_What is needed_
Each line below containing the word "damage" needs to be shown.

Data extracted from a collection:
--- --- ---

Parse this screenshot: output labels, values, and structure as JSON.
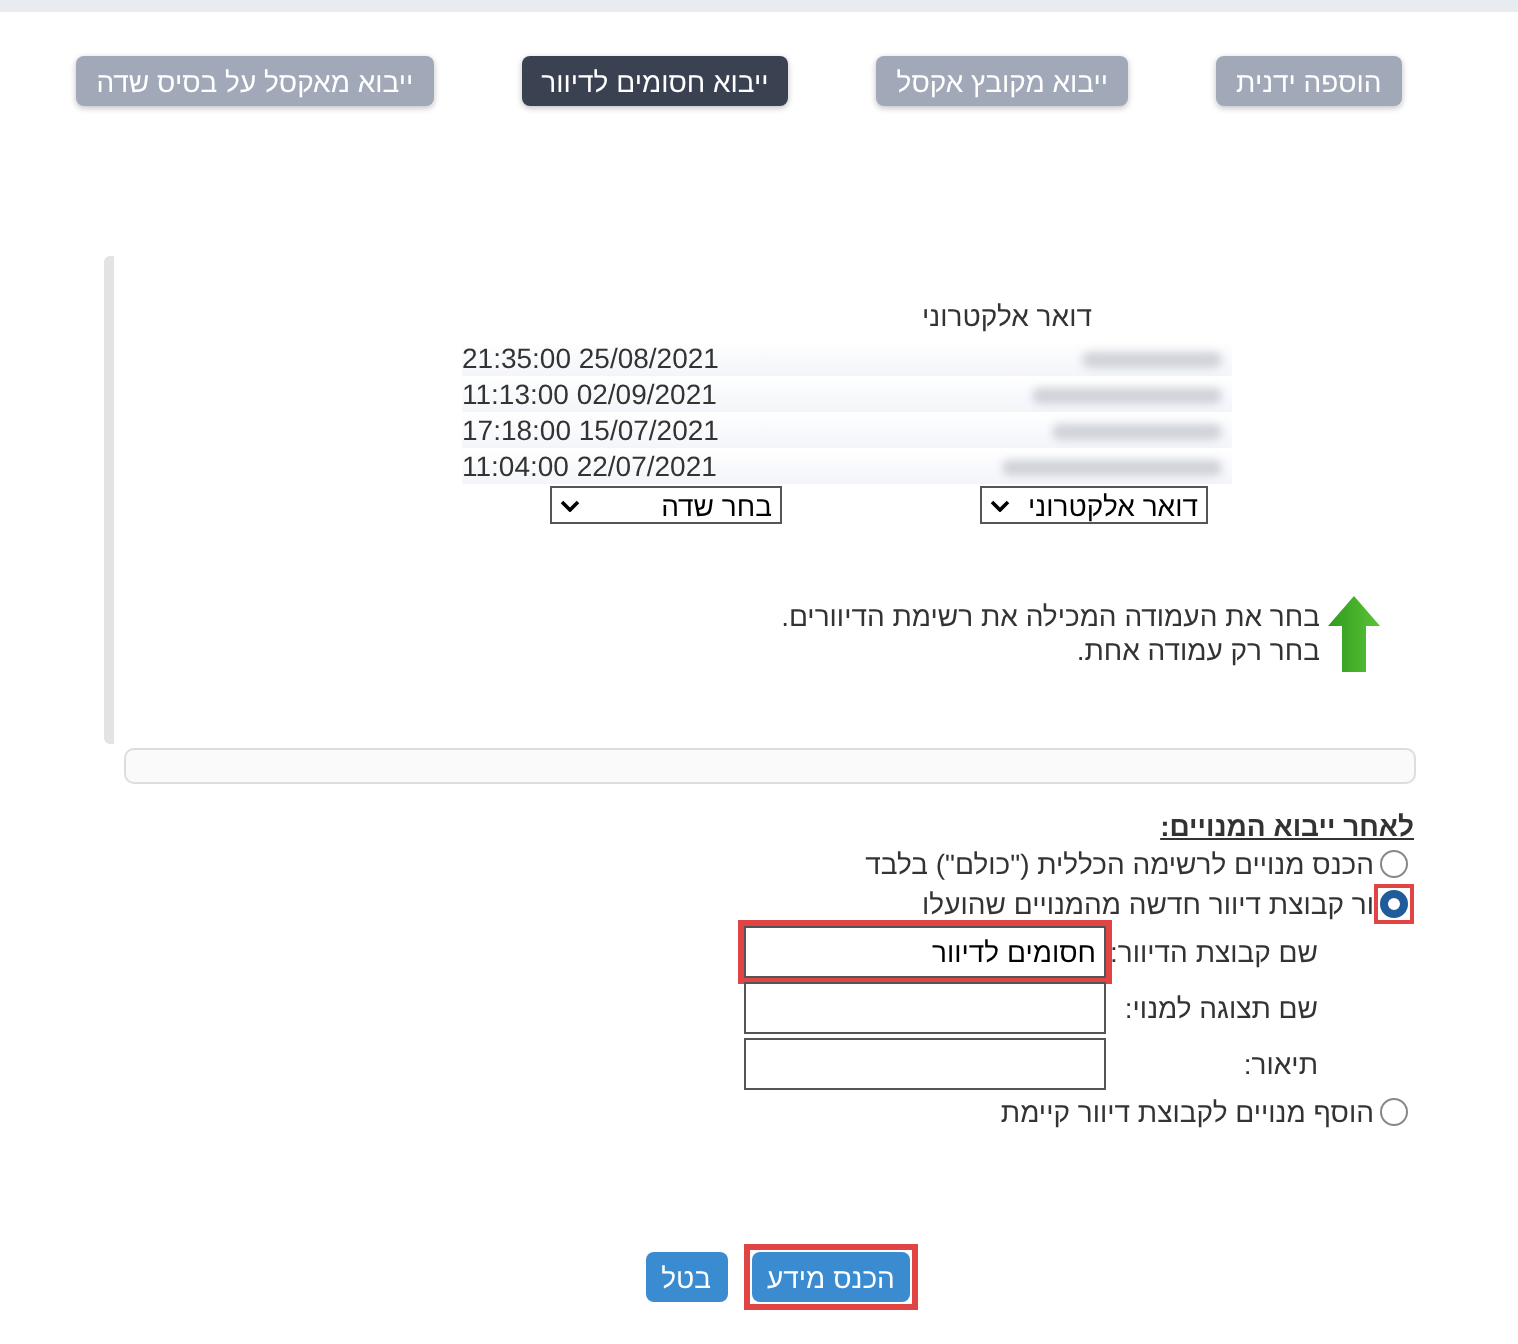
{
  "tabs": [
    {
      "label": "הוספה ידנית",
      "selected": false
    },
    {
      "label": "ייבוא מקובץ אקסל",
      "selected": false
    },
    {
      "label": "ייבוא חסומים לדיוור",
      "selected": true
    },
    {
      "label": "ייבוא מאקסל על בסיס שדה",
      "selected": false
    }
  ],
  "preview": {
    "columns": [
      {
        "kind": "blurred",
        "header": "דואר אלקטרוני",
        "select": "דואר אלקטרוני"
      },
      {
        "kind": "text",
        "cells": [
          "21:35:00 25/08/2021",
          "11:13:00 02/09/2021",
          "17:18:00 15/07/2021",
          "11:04:00 22/07/2021"
        ],
        "select": "בחר שדה"
      }
    ],
    "hint": [
      "בחר את העמודה המכילה את רשימת הדיוורים.",
      "בחר רק עמודה אחת."
    ]
  },
  "after_import": {
    "title": "לאחר ייבוא המנויים:",
    "options": [
      {
        "label": "הכנס מנויים לרשימה הכללית (\"כולם\") בלבד",
        "selected": false,
        "highlighted": false
      },
      {
        "label": "ור קבוצת דיוור חדשה מהמנויים שהועלו",
        "selected": true,
        "highlighted": true,
        "fields": [
          {
            "label": "שם קבוצת הדיוור:",
            "value": "חסומים לדיוור",
            "highlighted": true
          },
          {
            "label": "שם תצוגה למנוי:",
            "highlighted": false
          },
          {
            "label": "תיאור:",
            "highlighted": false
          }
        ]
      },
      {
        "label": "הוסף מנויים לקבוצת דיוור קיימת",
        "selected": false,
        "highlighted": false
      }
    ]
  },
  "buttons": [
    {
      "label": "הכנס מידע",
      "highlighted": true
    },
    {
      "label": "בטל",
      "highlighted": false
    }
  ]
}
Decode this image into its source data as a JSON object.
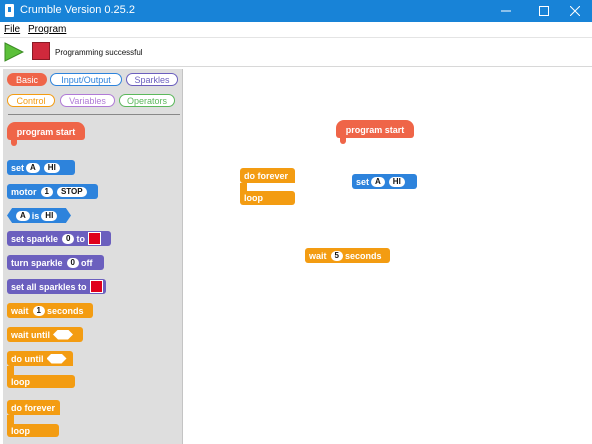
{
  "window": {
    "title": "Crumble Version 0.25.2",
    "minimize": "—",
    "maximize": "☐",
    "close": "✕"
  },
  "menu": {
    "file": "File",
    "program": "Program"
  },
  "toolbar": {
    "status": "Programming successful"
  },
  "categories": [
    "Basic",
    "Input/Output",
    "Sparkles",
    "Control",
    "Variables",
    "Operators"
  ],
  "palette": {
    "program_start": "program start",
    "set": {
      "label": "set",
      "pin": "A",
      "value": "HI"
    },
    "motor": {
      "label": "motor",
      "num": "1",
      "state": "STOP"
    },
    "is": {
      "pin": "A",
      "label": "is",
      "value": "HI"
    },
    "set_sparkle": {
      "label": "set sparkle",
      "num": "0",
      "to": "to"
    },
    "turn_sparkle": {
      "label": "turn sparkle",
      "num": "0",
      "off": "off"
    },
    "set_all": "set all sparkles to",
    "wait": {
      "label": "wait",
      "num": "1",
      "unit": "seconds"
    },
    "wait_until": "wait until",
    "do_until": {
      "label": "do until",
      "loop": "loop"
    },
    "do_forever": {
      "label": "do forever",
      "loop": "loop"
    }
  },
  "workspace": {
    "program_start": "program start",
    "set": {
      "label": "set",
      "pin": "A",
      "value": "HI"
    },
    "do_forever": {
      "label": "do forever",
      "loop": "loop"
    },
    "wait": {
      "label": "wait",
      "num": "5",
      "unit": "seconds"
    }
  },
  "colors": {
    "titlebar": "#1883d7",
    "hat": "#ef6548",
    "io": "#2d83dc",
    "sparkle": "#6b5fbe",
    "control": "#f39c12",
    "sparkle_color": "#e0001b"
  }
}
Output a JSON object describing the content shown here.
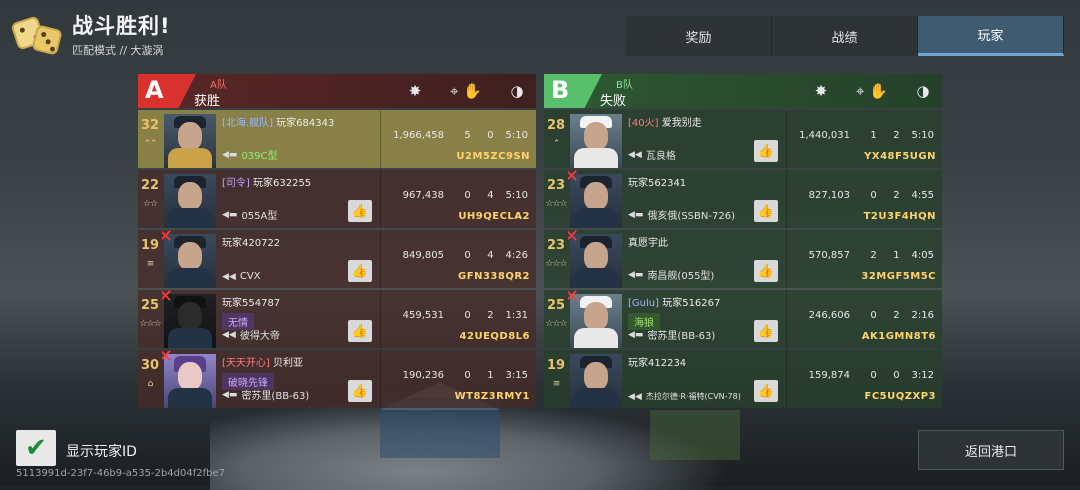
{
  "header": {
    "title": "战斗胜利!",
    "mode": "匹配模式",
    "separator": "//",
    "map": "大漩涡"
  },
  "tabs": [
    {
      "label": "奖励",
      "active": false
    },
    {
      "label": "战绩",
      "active": false
    },
    {
      "label": "玩家",
      "active": true
    }
  ],
  "teamA": {
    "letter": "A",
    "name": "A队",
    "result": "获胜",
    "color": "#d9312e",
    "rows": [
      {
        "level": "32",
        "clan": "[北海.舰队]",
        "player": "玩家684343",
        "tag": "",
        "ship": "039C型",
        "damage": "1,966,458",
        "kills": "5",
        "assists": "0",
        "time": "5:10",
        "pid": "U2M5ZC9SN",
        "dead": false,
        "highlight": true
      },
      {
        "level": "22",
        "clan": "[司令]",
        "player": "玩家632255",
        "tag": "",
        "ship": "055A型",
        "damage": "967,438",
        "kills": "0",
        "assists": "4",
        "time": "5:10",
        "pid": "UH9QECLA2",
        "dead": false,
        "highlight": false
      },
      {
        "level": "19",
        "clan": "",
        "player": "玩家420722",
        "tag": "",
        "ship": "CVX",
        "damage": "849,805",
        "kills": "0",
        "assists": "4",
        "time": "4:26",
        "pid": "GFN338QR2",
        "dead": true,
        "highlight": false
      },
      {
        "level": "25",
        "clan": "",
        "player": "玩家554787",
        "tag": "无情",
        "ship": "彼得大帝",
        "damage": "459,531",
        "kills": "0",
        "assists": "2",
        "time": "1:31",
        "pid": "42UEQD8L6",
        "dead": true,
        "highlight": false
      },
      {
        "level": "30",
        "clan": "[天天开心]",
        "player": "贝利亚",
        "tag": "破晓先锋",
        "ship": "密苏里(BB-63)",
        "damage": "190,236",
        "kills": "0",
        "assists": "1",
        "time": "3:15",
        "pid": "WT8Z3RMY1",
        "dead": true,
        "highlight": false
      }
    ]
  },
  "teamB": {
    "letter": "B",
    "name": "B队",
    "result": "失败",
    "color": "#58c06a",
    "rows": [
      {
        "level": "28",
        "clan": "[40火]",
        "player": "爱我别走",
        "tag": "",
        "ship": "瓦良格",
        "damage": "1,440,031",
        "kills": "1",
        "assists": "2",
        "time": "5:10",
        "pid": "YX48F5UGN",
        "dead": false
      },
      {
        "level": "23",
        "clan": "",
        "player": "玩家562341",
        "tag": "",
        "ship": "俄亥俄(SSBN-726)",
        "damage": "827,103",
        "kills": "0",
        "assists": "2",
        "time": "4:55",
        "pid": "T2U3F4HQN",
        "dead": true
      },
      {
        "level": "23",
        "clan": "",
        "player": "真愿宇此",
        "tag": "",
        "ship": "南昌舰(055型)",
        "damage": "570,857",
        "kills": "2",
        "assists": "1",
        "time": "4:05",
        "pid": "32MGF5M5C",
        "dead": true
      },
      {
        "level": "25",
        "clan": "[Gulu]",
        "player": "玩家516267",
        "tag": "海狼",
        "ship": "密苏里(BB-63)",
        "damage": "246,606",
        "kills": "0",
        "assists": "2",
        "time": "2:16",
        "pid": "AK1GMN8T6",
        "dead": true
      },
      {
        "level": "19",
        "clan": "",
        "player": "玩家412234",
        "tag": "",
        "ship": "杰拉尔德·R·福特(CVN-78)",
        "damage": "159,874",
        "kills": "0",
        "assists": "0",
        "time": "3:12",
        "pid": "FC5UQZXP3",
        "dead": true
      }
    ]
  },
  "footer": {
    "show_id_label": "显示玩家ID",
    "show_id_checked": true,
    "uuid": "5113991d-23f7-46b9-a535-2b4d04f2fbe7",
    "back_label": "返回港口"
  }
}
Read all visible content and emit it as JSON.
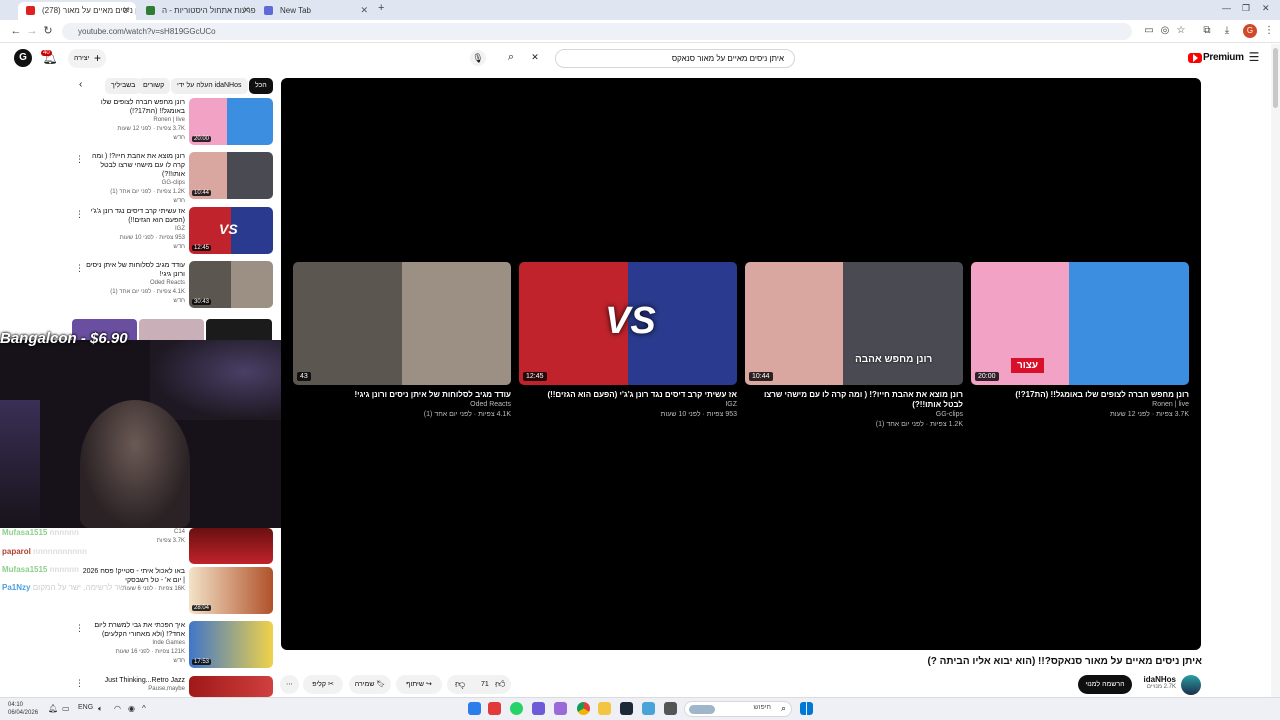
{
  "browser": {
    "tabs": [
      {
        "label": "איתן ניסים מאיים על מאור (278)",
        "color": "#e02020"
      },
      {
        "label": "הפרעות אתחול היסטוריות - ה...",
        "color": "#2e7d32"
      },
      {
        "label": "New Tab",
        "color": "#5f6ad8"
      }
    ],
    "url": "youtube.com/watch?v=sH819GGcUCo"
  },
  "yt": {
    "premium_label": "Premium",
    "search_query": "איתן ניסים מאיים על מאור סנאקס",
    "create_label": "יצירה",
    "notif_count": "40",
    "avatar_letter": "G"
  },
  "chips": [
    "הכל",
    "העלה על ידי idaNHos",
    "קשורים",
    "בשביליך"
  ],
  "related": [
    {
      "title": "רונן מחפש חברה לצופים שלו באומגל!! (הת17?!)",
      "channel": "Ronen | live",
      "meta": "3.7K צפיות · לפני 12 שעות",
      "badge": "חדש",
      "duration": "20:00"
    },
    {
      "title": "רונן מוצא את אהבת חייו?! ( ומה קרה לו עם מישהי שרצו לבטל אותו!!?)",
      "channel": "GG-clips",
      "meta": "1.2K צפיות · לפני יום אחד (1)",
      "badge": "חדש",
      "duration": "10:44"
    },
    {
      "title": "אז עשיתי קרב דיסים נגד רונן ג'ג'י (הפעם הוא הגזים!!)",
      "channel": "IGZ",
      "meta": "953 צפיות · לפני 10 שעות",
      "badge": "חדש",
      "duration": "12:45"
    },
    {
      "title": "עודד מגיב לסלוחות של איתן ניסים ורונן גיגי!",
      "channel": "Oded Reacts",
      "meta": "4.1K צפיות · לפני יום אחד (1)",
      "badge": "חדש",
      "duration": "30:43"
    }
  ],
  "related_lower": [
    {
      "title": "באו לאכול איתי - סטייק! פסח 2026 | יום א' - טל רשבסקי",
      "channel": "",
      "meta": "16K צפיות · לפני 6 שעות",
      "duration": "28:04"
    },
    {
      "title": "איך הפכתי את גבי למשרת ליום אחד?! (ולא מאחורי הקלעים)",
      "channel": "Inde Games",
      "meta": "121K צפיות · לפני 16 שעות",
      "badge": "חדש",
      "duration": "17:53"
    },
    {
      "title": "Just Thinking...Retro Jazz",
      "channel": "Pause,maybe",
      "meta": "",
      "duration": ""
    }
  ],
  "partial_item": {
    "meta1": "C14",
    "meta2": "3.7K צפיות"
  },
  "endcards": [
    {
      "title": "רונן מחפש חברה לצופים שלו באומגל!! (הת17?!)",
      "channel": "Ronen | live",
      "meta": "3.7K צפיות · לפני 12 שעות",
      "duration": "20:00",
      "colors": [
        "#f2a2c4",
        "#3b8ee0"
      ]
    },
    {
      "title": "רונן מוצא את אהבת חייו?! ( ומה קרה לו עם מישהי שרצו לבטל אותו!!?)",
      "channel": "GG-clips",
      "meta": "1.2K צפיות · לפני יום אחד (1)",
      "duration": "10:44",
      "colors": [
        "#d9a6a0",
        "#4a4a52"
      ]
    },
    {
      "title": "אז עשיתי קרב דיסים נגד רונן ג'ג'י (הפעם הוא הגזים!!)",
      "channel": "IGZ",
      "meta": "953 צפיות · לפני 10 שעות",
      "duration": "12:45",
      "colors": [
        "#c0232b",
        "#2a3b8f"
      ]
    },
    {
      "title": "עודד מגיב לסלוחות של איתן ניסים ורונן גיגי!",
      "channel": "Oded Reacts",
      "meta": "4.1K צפיות · לפני יום אחד (1)",
      "duration": "43",
      "colors": [
        "#5b5650",
        "#9c8f84"
      ]
    }
  ],
  "endcard_labels": {
    "vs": "VS",
    "flag_text": "עצור",
    "love_text": "רונן מחפש אהבה"
  },
  "stream": {
    "donation": "Bangalcon - $6.90",
    "chat": [
      {
        "user": "paparol",
        "msg": "nnnnnnnnnnn",
        "color": "#b04030"
      },
      {
        "user": "Mufasa1515",
        "msg": "nnnnnn",
        "color": "#8ad08a"
      },
      {
        "user": "Pa1Nzy",
        "msg": "ישר לרשימה, ישר על המקום",
        "color": "#4aa0e0"
      }
    ]
  },
  "video": {
    "title": "איתן ניסים מאיים על מאור סנאקס?!! (הוא יבוא אליו הביתה ?)",
    "channel": "idaNHos",
    "subs": "2.7K מנויים",
    "subscribe": "הרשמה למנוי",
    "likes": "71",
    "share": "שיתוף",
    "save": "שמירה",
    "clip": "קליפ"
  },
  "taskbar": {
    "time": "04:10",
    "date": "06/04/2026",
    "lang": "ENG",
    "search_placeholder": "חיפוש"
  }
}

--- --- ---

_Answer to this problem_
        "damage": "1,966,458",
        "damage": "967,438",
        "damage": "849,805",
        "damage": "459,531",
        "damage": "190,236",
        "damage": "1,440,031",
        "damage": "827,103",
        "damage": "570,857",
        "damage": "246,606",
        "damage": "159,874",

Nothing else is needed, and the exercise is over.